The University of Texas is recruiting sophomores now, and they’re pressing hard for Jalen Campbell, a defensive back for Flour Bluff High School in Corpus Christi, TX. Recently Campbell’s mom went to the mailbox and … BOOF! 65 letters from Mack Brown fell out. That may seem strange to you and me … well, to me … but more so considering that Campbell has already verbally committed to the Longhorns. I’d hate to see his mailbox if he were still deciding.
Used to be that colleges couldn’t send recruitment letters to kids before July of their junior year, but the NCAA’s new, relaxed recruiting rules make mail delivery at some homes look like this:

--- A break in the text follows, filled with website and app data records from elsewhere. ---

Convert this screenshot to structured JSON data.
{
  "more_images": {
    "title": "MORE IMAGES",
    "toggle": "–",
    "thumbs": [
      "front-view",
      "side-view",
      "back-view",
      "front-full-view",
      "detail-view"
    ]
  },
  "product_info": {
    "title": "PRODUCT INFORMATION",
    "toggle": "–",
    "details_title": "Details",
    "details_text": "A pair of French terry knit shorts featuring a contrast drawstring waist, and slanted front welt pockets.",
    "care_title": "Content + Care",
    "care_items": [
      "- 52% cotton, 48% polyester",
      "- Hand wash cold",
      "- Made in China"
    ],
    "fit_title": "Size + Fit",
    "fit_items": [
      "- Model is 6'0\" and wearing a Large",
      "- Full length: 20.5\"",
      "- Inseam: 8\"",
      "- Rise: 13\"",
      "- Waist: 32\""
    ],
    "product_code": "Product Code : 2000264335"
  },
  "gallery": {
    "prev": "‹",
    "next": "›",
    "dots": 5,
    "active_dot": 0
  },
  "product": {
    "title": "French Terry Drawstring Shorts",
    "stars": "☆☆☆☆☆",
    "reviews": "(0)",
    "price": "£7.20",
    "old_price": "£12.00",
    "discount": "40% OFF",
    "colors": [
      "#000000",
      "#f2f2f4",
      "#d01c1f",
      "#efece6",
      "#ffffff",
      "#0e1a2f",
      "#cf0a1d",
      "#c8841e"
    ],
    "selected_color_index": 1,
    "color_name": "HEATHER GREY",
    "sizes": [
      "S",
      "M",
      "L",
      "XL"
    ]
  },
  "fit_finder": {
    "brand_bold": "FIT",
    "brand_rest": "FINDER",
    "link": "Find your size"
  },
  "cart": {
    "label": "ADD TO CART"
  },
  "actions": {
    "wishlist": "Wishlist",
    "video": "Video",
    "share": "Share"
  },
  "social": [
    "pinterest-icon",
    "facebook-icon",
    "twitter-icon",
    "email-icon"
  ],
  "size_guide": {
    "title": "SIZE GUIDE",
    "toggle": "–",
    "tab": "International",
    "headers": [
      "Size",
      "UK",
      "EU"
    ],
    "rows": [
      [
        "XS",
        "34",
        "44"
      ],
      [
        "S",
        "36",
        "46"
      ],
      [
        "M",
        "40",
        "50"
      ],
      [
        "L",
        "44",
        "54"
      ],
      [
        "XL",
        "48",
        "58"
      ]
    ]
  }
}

“Ho ho ho, it’s a recruiting free-for-all!”
Seems odd that in 2013 we’re still chopping down trees so colleges can send hundreds of letters to kids who have already verbally committed. Campbell can’t actually sign with Texas until Feb. of his senior year, in 2015. So get a snow shovel and prepare to use it, kid.
It’s not uncommon for some undecided high school athletes to get more than 100 recruiting letters in the same day, from the same school. Coaches can also call recruits as much as they want — and many take advantage of that. CBS Sports, via Busted Coverage:
Here’s how the nation’s No. 1 recruit describes the current climate regulating calls and texting: “All night, every night,” Loganville (Ga.) Grayson High’s Robert Nkemdiche said. “Sometimes 12:30 at night when you’re trying to sleep I got my phone vibrating. People are always texting me.”
Next time you hear a coach accuse the press of hounding or exploiting their players, remember that the real exploitation often occurs when the athletes are still in high school.